There is a marked difference between those who emigrated in the 1960s and the children and grandchildren of the immigrants of the 1870s. The latter have moved into the middle class and identify as Americans. They and their relatives have been drafted into the American armed forces and have served their country with distinction. One boasted that he had "three times as many relatives [three nephews] serving in the American military, defending American freedom in Iraq as the whole Congress of the United States put together."

The new immigrants who came as adults in the 1960s with preformed identities and a distinctive worldview are in the process of negotiating their identity in a hostile American environment. Increasingly, their children are reshaping them into Americans. For the children, America is the only homeland they know. They often repeat, "I want my parents' religion but not their culture." The parents, on the other hand, have been teaching their Arab culture as Islam, and they want to keep their children within the tradition. It is too early to guess where this process will lead, especially in light of American hostility to nonprivatized Islam. Increasingly, Americans are asking them to define themselves vis-à-vis America. What does it mean to them to be an American? Do they want to be American or hyphenated-American? Do they think of themselves as Muslims living in America? Do they think of themselves as American Muslims? Or do they think of themselves as Americans who happen to be Muslim? While the answers to such questions may vary, there is no doubt that the American public, the American security apparatus, and the American government are increasingly demanding clear and unequivocal answers. In the process, many young people who grew up identifying themselves as American and Muslim are increasingly experiencing relentless prejudice and discrimination. Tempered by prevalent hatred and "othering," many are reidentifying themselves as Arab-American or Muslim-American.

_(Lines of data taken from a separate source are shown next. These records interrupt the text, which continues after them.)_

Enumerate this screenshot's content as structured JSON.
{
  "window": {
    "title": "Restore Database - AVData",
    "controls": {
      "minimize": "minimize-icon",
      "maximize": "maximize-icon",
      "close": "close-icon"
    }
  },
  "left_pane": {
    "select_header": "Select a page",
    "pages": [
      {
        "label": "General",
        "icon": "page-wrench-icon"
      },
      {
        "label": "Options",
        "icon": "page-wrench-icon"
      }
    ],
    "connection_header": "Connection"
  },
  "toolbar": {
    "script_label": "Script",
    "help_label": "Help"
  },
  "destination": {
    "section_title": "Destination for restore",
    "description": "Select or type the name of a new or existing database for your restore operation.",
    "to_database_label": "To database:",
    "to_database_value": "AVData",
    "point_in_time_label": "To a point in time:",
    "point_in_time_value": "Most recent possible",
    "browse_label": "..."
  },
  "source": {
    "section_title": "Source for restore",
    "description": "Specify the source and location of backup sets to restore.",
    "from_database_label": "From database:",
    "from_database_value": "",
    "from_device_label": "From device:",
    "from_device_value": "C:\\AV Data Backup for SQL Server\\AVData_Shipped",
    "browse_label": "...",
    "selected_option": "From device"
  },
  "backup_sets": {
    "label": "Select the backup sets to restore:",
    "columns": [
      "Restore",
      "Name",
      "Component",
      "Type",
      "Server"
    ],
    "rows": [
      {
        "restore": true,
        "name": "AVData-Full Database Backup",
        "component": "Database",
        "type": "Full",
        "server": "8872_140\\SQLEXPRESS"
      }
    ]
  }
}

As one woman put it, "I feel American, I bleed American, my country denies me that identity because I am a Muslim."